Entries taken from a collection
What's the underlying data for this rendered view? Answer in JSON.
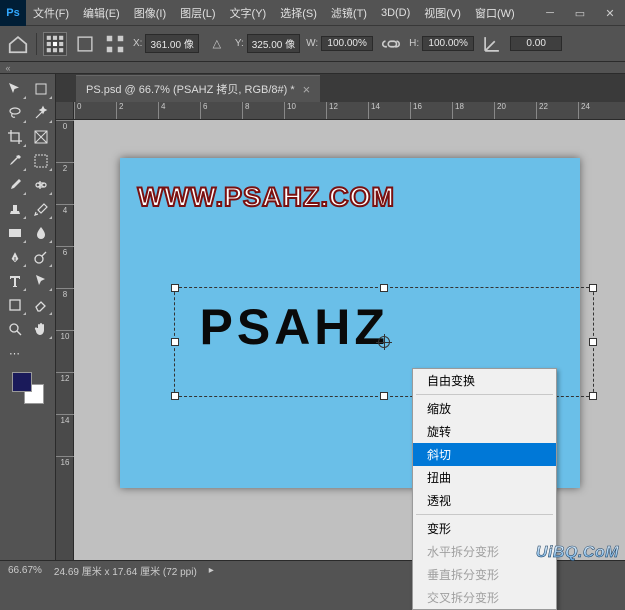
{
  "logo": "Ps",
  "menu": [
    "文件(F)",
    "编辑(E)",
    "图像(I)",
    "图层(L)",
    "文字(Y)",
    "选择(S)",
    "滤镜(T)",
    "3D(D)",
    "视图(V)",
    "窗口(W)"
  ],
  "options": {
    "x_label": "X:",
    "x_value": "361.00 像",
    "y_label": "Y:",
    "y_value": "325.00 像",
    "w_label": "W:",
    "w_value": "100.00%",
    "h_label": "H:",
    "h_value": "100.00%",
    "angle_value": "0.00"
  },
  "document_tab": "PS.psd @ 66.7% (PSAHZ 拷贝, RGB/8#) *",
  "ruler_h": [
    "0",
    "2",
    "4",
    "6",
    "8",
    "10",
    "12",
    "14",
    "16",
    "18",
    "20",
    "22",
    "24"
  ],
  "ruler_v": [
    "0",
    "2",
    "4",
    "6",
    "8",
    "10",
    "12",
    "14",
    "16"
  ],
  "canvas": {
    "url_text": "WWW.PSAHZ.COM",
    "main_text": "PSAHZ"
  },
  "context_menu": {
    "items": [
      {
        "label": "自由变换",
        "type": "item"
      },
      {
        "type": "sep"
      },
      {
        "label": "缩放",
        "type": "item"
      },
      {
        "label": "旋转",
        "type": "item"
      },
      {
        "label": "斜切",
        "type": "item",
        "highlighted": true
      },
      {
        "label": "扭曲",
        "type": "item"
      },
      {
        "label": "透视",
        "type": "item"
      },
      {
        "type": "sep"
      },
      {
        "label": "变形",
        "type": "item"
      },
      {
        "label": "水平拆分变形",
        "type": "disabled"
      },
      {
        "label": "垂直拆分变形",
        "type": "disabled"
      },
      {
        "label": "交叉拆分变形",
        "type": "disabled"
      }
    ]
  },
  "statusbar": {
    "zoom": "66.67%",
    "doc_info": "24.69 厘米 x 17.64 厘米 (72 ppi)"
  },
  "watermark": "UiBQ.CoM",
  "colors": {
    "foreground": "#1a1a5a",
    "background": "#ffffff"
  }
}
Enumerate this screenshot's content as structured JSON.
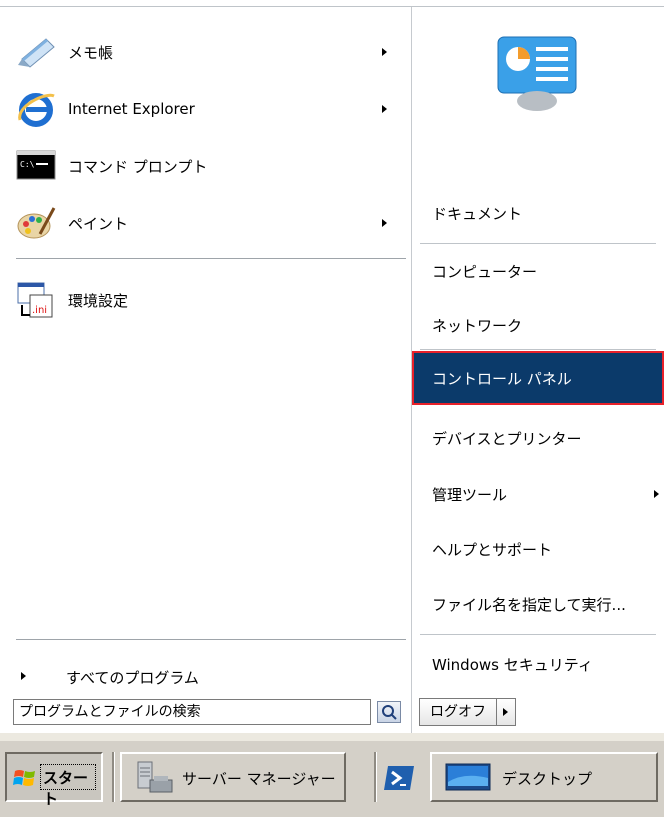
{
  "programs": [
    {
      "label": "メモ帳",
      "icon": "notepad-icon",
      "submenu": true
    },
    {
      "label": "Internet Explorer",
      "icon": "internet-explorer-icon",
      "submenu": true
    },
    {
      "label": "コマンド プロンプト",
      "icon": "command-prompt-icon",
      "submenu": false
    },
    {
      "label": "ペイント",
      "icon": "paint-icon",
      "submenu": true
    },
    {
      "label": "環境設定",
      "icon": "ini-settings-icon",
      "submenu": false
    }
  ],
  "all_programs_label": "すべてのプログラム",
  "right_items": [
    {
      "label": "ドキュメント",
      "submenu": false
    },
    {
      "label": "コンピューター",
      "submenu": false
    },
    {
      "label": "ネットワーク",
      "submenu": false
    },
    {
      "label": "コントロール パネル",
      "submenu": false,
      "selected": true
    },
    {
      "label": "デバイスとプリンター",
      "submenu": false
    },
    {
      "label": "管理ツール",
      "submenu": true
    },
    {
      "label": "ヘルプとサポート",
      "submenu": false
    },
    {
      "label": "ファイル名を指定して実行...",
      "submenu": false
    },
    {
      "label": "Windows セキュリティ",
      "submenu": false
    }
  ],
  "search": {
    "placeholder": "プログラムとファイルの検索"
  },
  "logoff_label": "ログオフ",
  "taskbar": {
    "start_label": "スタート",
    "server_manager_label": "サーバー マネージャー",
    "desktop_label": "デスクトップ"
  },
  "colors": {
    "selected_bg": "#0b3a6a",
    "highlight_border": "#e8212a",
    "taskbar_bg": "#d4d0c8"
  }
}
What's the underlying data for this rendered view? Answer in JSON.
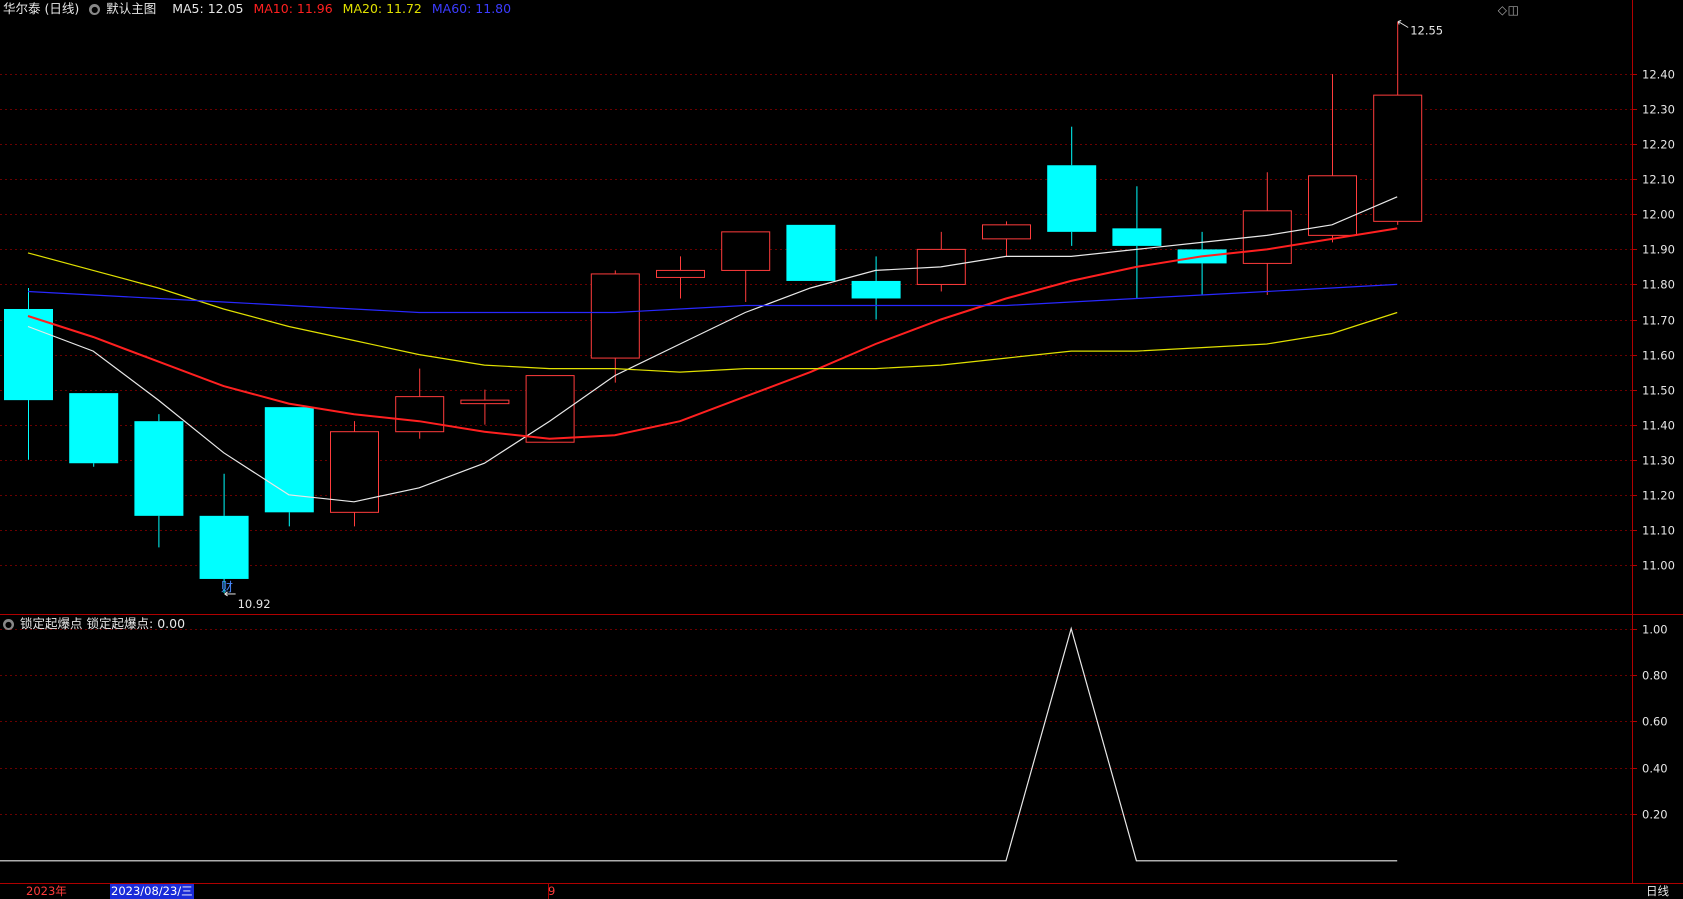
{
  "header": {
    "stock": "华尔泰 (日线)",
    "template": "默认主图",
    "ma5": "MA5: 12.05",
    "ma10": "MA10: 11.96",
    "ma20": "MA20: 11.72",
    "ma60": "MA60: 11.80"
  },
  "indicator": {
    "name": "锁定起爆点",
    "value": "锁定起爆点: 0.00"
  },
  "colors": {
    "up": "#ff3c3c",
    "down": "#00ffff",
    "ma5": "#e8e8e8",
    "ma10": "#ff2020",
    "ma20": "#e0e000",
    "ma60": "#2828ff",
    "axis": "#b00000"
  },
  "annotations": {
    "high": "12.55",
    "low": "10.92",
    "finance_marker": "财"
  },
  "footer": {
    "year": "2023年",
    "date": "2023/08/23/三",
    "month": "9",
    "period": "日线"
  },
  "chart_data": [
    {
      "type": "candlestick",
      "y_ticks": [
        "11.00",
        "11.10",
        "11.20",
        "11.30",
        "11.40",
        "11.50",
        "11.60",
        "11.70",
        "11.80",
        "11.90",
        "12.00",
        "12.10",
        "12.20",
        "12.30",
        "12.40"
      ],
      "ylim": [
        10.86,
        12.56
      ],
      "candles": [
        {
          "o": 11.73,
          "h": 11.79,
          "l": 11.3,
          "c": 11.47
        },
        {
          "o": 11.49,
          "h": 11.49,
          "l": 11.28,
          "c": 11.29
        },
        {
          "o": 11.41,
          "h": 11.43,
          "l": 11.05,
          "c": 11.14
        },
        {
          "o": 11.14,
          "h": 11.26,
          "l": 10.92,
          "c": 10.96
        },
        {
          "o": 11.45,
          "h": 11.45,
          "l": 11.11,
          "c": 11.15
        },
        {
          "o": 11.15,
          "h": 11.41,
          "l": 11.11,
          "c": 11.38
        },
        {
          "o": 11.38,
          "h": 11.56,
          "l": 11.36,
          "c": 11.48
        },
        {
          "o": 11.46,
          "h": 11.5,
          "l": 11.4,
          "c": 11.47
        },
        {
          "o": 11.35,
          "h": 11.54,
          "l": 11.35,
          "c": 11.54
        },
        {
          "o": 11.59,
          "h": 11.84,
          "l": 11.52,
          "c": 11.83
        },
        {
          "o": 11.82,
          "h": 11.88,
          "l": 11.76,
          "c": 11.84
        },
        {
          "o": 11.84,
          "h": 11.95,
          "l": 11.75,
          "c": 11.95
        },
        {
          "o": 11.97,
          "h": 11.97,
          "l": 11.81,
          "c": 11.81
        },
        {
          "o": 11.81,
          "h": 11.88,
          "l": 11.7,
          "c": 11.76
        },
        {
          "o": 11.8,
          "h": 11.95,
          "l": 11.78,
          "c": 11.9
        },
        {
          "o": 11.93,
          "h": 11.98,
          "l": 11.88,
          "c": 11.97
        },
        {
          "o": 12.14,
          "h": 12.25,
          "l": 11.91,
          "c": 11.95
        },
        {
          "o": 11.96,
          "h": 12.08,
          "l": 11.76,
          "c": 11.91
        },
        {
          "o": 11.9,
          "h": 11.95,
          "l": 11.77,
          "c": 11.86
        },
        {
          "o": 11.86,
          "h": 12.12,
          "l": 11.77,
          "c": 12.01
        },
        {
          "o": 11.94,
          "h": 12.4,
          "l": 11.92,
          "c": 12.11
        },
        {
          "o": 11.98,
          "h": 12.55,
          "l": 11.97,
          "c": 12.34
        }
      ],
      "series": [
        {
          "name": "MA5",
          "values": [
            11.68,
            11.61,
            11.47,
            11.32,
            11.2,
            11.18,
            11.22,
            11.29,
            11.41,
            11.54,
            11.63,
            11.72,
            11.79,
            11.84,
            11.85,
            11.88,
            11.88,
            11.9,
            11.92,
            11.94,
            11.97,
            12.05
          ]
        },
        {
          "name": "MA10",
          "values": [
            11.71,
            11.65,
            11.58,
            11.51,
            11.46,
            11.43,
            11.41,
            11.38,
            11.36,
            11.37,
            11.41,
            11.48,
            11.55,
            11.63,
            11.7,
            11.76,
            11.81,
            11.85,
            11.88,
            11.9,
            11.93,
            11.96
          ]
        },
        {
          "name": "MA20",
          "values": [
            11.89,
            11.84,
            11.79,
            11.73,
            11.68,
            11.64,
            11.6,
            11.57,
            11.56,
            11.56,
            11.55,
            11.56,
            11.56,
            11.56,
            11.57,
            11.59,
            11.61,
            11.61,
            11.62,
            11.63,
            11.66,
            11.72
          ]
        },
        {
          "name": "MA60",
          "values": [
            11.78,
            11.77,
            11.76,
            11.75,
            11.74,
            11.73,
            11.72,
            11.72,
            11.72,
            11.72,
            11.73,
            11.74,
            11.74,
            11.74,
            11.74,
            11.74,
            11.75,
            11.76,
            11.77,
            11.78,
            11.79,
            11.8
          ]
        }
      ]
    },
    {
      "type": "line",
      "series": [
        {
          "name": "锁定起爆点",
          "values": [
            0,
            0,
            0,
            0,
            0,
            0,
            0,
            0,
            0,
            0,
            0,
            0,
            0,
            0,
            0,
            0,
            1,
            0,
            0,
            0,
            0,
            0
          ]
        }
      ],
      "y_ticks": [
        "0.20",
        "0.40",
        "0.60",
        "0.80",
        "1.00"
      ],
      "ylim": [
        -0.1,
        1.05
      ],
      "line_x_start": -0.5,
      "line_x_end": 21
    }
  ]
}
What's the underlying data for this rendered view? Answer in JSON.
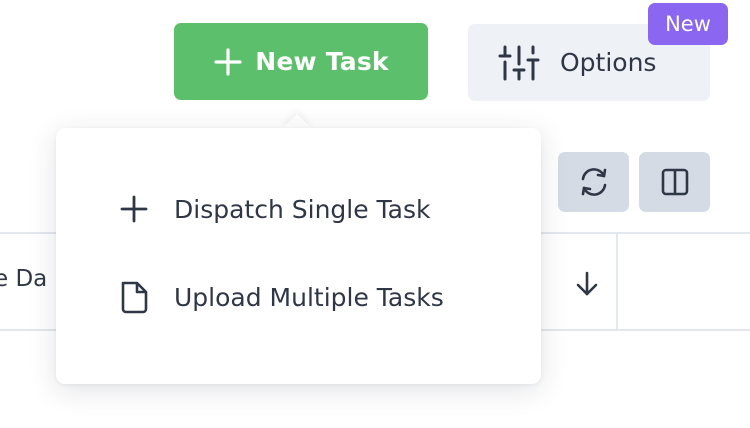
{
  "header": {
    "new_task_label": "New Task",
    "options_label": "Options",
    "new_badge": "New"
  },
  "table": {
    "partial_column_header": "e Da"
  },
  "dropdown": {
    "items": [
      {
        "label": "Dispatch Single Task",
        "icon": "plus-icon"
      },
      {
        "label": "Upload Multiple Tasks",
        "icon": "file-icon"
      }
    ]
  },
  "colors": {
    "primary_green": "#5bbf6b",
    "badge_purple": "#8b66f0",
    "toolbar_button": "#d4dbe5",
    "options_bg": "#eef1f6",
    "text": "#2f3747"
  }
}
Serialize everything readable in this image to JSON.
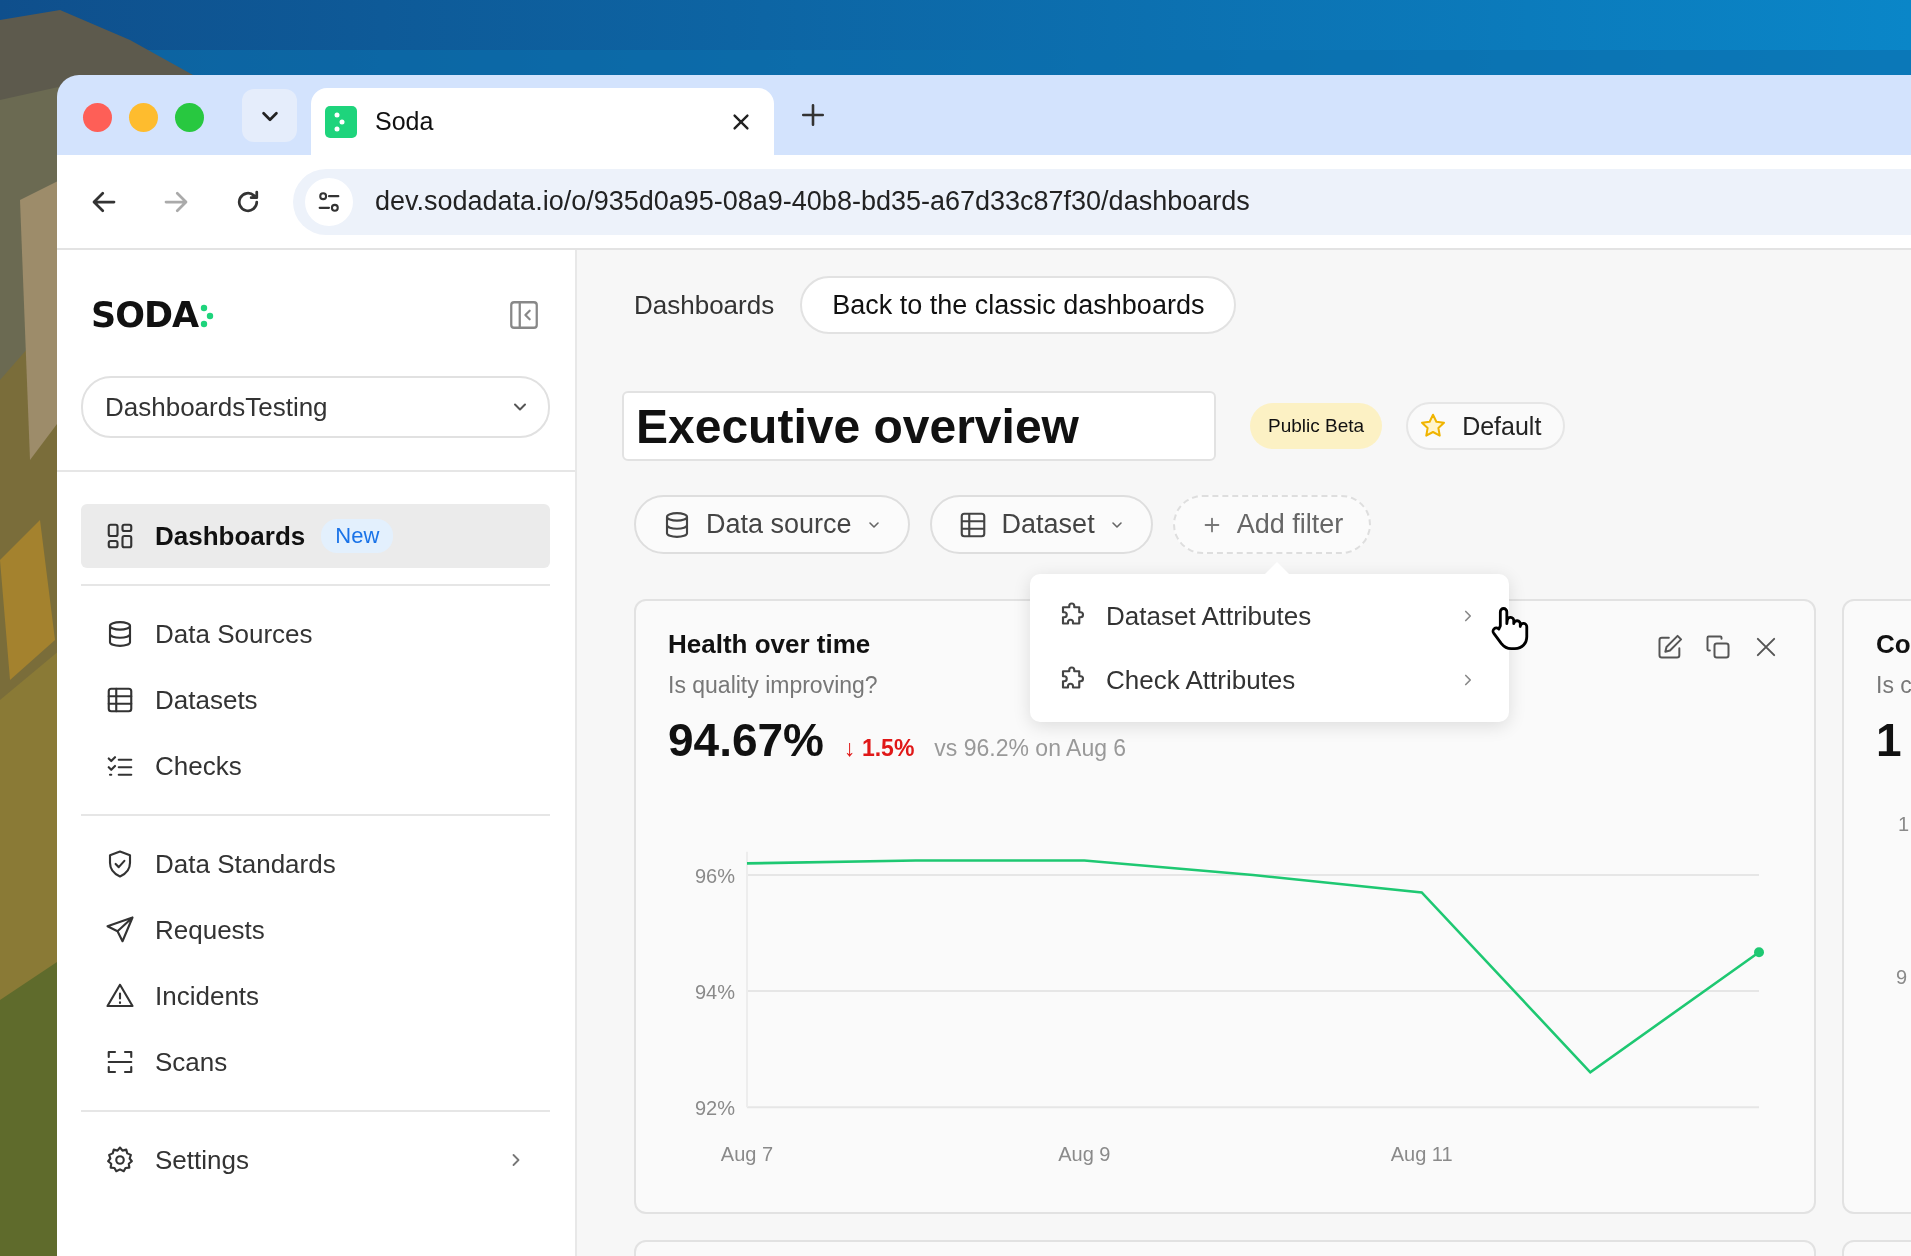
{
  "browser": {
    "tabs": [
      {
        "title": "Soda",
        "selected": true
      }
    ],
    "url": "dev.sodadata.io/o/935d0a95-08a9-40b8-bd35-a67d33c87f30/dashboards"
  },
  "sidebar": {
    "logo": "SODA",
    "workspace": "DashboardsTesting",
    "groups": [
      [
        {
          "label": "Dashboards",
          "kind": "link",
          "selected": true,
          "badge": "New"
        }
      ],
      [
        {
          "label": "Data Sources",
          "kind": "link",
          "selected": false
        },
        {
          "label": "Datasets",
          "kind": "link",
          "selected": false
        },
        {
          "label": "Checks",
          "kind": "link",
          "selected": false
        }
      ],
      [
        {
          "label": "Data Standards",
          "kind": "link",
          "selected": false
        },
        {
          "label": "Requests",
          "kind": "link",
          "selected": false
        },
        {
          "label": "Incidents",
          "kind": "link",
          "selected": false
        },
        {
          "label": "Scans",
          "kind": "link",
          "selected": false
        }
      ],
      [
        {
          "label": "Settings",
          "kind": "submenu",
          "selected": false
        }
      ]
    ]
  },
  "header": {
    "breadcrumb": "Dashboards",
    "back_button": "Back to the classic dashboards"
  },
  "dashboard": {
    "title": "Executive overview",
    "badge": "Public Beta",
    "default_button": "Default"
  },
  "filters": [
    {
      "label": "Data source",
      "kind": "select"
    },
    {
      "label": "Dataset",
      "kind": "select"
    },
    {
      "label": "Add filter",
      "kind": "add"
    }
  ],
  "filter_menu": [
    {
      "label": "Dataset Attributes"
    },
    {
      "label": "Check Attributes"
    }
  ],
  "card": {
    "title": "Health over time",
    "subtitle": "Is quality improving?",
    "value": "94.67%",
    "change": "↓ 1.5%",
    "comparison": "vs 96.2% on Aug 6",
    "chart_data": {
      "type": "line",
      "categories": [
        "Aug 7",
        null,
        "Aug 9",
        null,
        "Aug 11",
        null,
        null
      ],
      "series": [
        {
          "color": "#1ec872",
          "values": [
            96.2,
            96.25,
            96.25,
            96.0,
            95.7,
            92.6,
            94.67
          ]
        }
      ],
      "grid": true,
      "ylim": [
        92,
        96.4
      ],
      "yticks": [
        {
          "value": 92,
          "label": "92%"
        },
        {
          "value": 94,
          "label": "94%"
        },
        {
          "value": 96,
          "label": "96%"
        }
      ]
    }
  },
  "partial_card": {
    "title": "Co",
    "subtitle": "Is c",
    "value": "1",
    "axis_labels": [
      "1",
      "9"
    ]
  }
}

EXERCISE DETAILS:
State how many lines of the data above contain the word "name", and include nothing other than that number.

ANSWER TO THIS PROBLEM:
6